■ **Required work**
Lines from the entries below that hold "active" form the answer; copy all of them.

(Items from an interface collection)
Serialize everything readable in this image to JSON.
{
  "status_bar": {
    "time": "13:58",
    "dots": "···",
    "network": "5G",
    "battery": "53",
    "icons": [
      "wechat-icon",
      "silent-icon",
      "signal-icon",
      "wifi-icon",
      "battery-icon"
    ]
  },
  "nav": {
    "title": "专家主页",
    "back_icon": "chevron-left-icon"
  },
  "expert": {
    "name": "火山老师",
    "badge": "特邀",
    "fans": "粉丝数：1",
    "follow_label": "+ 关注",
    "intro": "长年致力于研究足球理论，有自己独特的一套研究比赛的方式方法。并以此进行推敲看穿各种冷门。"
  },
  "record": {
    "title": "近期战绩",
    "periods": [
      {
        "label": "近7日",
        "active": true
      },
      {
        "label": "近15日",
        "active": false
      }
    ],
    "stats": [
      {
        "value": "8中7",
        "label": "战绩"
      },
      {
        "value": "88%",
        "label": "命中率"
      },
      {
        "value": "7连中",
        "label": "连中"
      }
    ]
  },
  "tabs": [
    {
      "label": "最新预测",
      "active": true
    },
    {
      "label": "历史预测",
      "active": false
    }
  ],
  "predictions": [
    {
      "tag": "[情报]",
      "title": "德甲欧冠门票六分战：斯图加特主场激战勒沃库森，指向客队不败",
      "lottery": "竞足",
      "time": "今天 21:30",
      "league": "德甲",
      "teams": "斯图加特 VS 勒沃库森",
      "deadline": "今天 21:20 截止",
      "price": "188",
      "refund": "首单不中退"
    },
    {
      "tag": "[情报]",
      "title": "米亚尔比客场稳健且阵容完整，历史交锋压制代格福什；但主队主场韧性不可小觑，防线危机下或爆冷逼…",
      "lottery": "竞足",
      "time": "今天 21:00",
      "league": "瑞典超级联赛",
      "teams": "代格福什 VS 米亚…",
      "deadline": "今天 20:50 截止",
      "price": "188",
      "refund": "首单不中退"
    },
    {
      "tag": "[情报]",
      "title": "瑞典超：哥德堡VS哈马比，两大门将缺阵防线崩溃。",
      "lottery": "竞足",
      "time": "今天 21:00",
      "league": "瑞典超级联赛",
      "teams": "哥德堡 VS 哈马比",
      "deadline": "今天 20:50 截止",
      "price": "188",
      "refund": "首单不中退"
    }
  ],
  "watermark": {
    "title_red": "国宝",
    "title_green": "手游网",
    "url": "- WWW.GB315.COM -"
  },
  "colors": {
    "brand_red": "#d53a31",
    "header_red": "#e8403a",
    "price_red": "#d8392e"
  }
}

■ **Finished exercise**
        "active": true
        "active": false
      "active": true
      "active": false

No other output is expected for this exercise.